A parliamentary committee has directed the Office of the Auditor-General to undertake a special audit of Sh865.3 million spent in construction of small dams and water pans in parts of the country.
The audit, according to the National Assembly Public Accounts Committee (PAC), will establish whether there was value for money in the expenditure by the State Department of Irrigation.
It comes after former Auditor-General Edward Ouko, in his 2017/18 audit of the accounts of the State Department, said he could not confirm the expenditure in Northern Kenya, Coast, Eastern and parts of Rift Valley.
The report notes that the State department did not provide an inventory of all the water pans and small dams, indicating their physical locations, contractors, when they were constructed and their status as requested.
There were also no technical reports on feasibility, hydrology, environmental impact, that should have preceded the construction.
“This committee directs the office of the auditor-general to undertake a special audit of the dams said to have been constructed to determine whether public funds were used in the right manner,” PAC Chairman Opiyo Wandayi (Ugunja) said.

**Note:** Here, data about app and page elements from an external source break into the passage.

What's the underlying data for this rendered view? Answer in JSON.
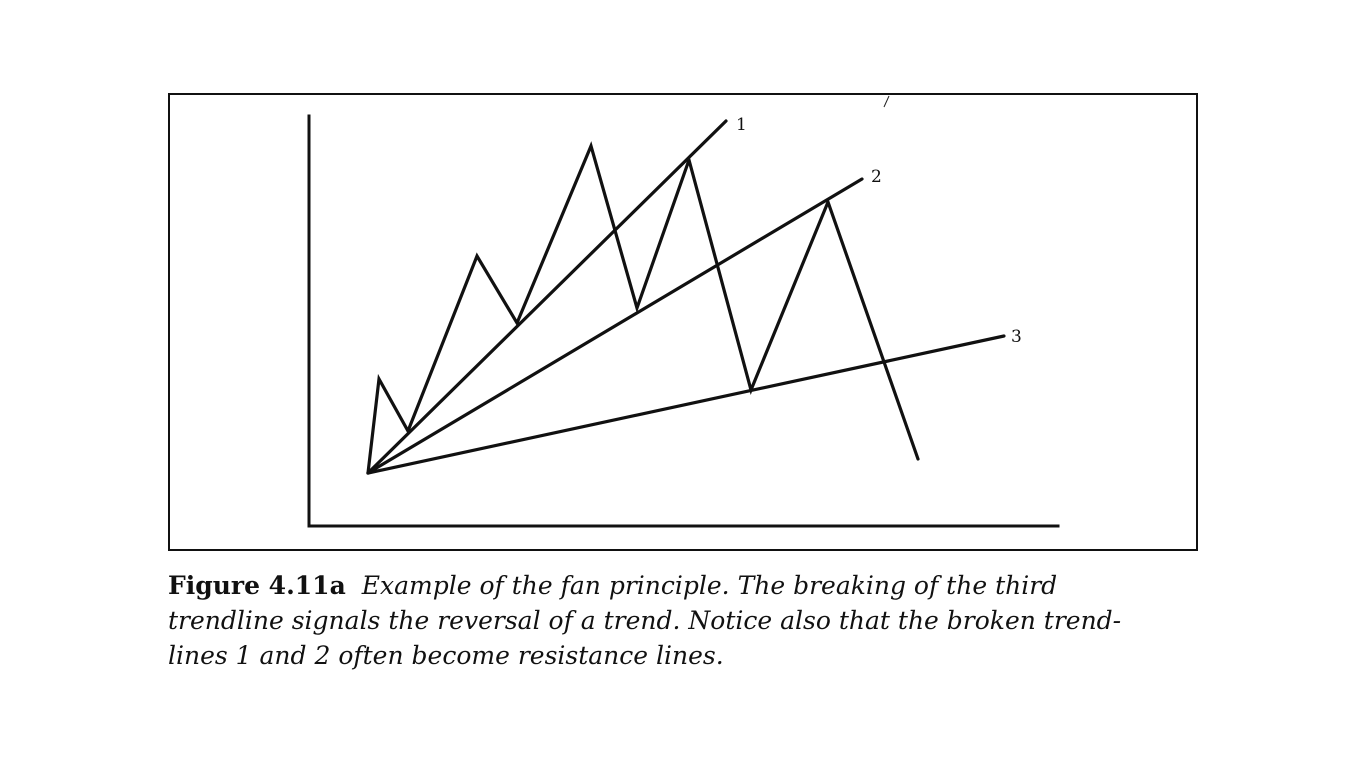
{
  "figure": {
    "number": "Figure 4.11a",
    "caption_lines": [
      "Example of the fan principle. The breaking of the third",
      "trendline signals the reversal of a trend. Notice also that the broken trend-",
      "lines 1 and 2 often become resistance lines."
    ]
  },
  "diagram": {
    "trendline_labels": [
      "1",
      "2",
      "3"
    ],
    "trendlines": [
      {
        "label": "1",
        "touches": "rising lows of first advance"
      },
      {
        "label": "2",
        "touches": "reaction low after peak"
      },
      {
        "label": "3",
        "touches": "final low, broken by last decline"
      }
    ],
    "price_path_description_visible": false
  }
}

The directive came after Irrigation Principal Secretary (PS) Joseph Irungu told the committee last week that although feasibility, design reports and drawings are available, an Environmental Impact Assessment (EIA) was not undertaken.

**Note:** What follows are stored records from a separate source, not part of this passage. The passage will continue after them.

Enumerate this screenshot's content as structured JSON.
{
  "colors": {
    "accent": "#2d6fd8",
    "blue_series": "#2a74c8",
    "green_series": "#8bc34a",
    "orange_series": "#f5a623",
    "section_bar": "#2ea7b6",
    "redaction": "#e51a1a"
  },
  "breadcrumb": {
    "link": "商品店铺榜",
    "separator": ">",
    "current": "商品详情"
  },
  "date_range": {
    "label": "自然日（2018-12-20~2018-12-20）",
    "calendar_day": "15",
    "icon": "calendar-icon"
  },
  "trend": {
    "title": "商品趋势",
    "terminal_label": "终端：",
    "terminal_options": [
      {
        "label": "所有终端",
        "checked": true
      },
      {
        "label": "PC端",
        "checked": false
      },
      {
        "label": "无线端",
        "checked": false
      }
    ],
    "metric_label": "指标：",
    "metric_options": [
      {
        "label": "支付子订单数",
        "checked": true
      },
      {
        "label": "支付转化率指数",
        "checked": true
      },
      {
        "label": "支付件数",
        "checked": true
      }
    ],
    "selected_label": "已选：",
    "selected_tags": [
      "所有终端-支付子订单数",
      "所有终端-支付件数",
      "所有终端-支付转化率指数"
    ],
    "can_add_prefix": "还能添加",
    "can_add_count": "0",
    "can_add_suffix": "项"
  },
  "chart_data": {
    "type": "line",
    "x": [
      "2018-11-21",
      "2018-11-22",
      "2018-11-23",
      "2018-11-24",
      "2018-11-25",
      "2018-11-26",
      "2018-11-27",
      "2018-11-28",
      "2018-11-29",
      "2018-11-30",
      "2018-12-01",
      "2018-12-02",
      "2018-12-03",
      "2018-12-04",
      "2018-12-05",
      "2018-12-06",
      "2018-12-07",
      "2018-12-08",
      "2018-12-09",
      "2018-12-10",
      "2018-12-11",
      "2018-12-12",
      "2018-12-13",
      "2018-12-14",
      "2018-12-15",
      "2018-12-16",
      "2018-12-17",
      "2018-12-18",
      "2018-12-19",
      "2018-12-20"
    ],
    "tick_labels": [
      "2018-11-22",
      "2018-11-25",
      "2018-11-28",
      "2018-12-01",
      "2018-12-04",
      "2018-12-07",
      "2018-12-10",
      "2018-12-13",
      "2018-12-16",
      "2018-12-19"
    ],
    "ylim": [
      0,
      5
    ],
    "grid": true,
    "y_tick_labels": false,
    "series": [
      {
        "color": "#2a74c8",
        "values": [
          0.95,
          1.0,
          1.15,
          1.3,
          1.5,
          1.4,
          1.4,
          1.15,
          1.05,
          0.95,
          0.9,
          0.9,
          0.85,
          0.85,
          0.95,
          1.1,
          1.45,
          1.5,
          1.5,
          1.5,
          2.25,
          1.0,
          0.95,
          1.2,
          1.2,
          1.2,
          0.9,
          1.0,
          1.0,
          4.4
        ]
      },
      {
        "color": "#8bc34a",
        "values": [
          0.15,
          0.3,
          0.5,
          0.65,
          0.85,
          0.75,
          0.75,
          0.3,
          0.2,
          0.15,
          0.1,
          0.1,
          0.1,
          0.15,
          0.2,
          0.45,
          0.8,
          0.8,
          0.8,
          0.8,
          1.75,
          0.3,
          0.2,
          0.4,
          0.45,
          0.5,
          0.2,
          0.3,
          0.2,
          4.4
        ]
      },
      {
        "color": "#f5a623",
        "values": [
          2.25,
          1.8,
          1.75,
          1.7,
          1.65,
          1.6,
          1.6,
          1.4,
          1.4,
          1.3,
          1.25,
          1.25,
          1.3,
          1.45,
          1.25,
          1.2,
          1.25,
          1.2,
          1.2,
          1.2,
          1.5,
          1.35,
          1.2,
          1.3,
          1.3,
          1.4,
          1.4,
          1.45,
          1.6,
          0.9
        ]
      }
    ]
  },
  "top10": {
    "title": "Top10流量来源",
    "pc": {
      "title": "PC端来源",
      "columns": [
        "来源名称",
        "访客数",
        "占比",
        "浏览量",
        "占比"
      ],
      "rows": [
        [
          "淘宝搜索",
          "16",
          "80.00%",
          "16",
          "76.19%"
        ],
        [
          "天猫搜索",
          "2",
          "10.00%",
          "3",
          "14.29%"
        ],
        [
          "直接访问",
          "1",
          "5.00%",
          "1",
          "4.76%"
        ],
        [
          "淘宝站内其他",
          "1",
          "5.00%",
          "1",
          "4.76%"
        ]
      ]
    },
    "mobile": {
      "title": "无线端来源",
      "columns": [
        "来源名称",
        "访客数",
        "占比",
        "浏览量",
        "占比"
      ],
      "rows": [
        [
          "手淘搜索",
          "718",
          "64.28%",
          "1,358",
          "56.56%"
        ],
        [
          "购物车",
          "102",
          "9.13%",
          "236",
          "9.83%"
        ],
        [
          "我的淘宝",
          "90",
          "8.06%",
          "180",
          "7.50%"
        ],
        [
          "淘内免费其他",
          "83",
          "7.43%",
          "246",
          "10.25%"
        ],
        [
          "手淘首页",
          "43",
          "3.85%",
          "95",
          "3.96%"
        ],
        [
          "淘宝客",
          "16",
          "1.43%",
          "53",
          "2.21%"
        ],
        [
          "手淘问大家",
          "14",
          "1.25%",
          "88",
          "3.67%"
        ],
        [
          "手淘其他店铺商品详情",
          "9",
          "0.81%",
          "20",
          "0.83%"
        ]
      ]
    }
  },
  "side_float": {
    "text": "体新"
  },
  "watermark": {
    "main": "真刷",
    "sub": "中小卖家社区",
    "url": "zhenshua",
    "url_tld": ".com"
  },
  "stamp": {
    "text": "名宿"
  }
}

The audit report also notes that the contracts entered into were not dated and that there was no evidence of individual evaluation score sheets of each contract, for both technical and financial evaluation.
There was also no proof that a cost-benefit analysis was done on the importance of either constructing new dams and water pans or rehabilitating existing ones.
Last year, the committee visited the dams after complaints that the projects did not exist yet the government pumped hundreds of millions into their construction.
The department is also on the spot for delay in completion of various irrigation schemes spread in the counties of Murang’a, Tharaka-Nithi and Bomet.
“A review of the project records and field inspections of the schemes revealed delay in their execution and a possible delay in both completion and in attaining their purposes,” the auditor’s report says.
The report further notes that the project management entered into a one-year contract with contractors for the five irrigation schemes.
The contractual period lapsed but most of the contractors had hardly done 50 per cent of the work.
It was also noted that all the contractors sought extension periods of between three and six months.
Whereas the extensions were granted, it was apparent that most of them would not complete the works, hence doubt on their capacity to execute the projects.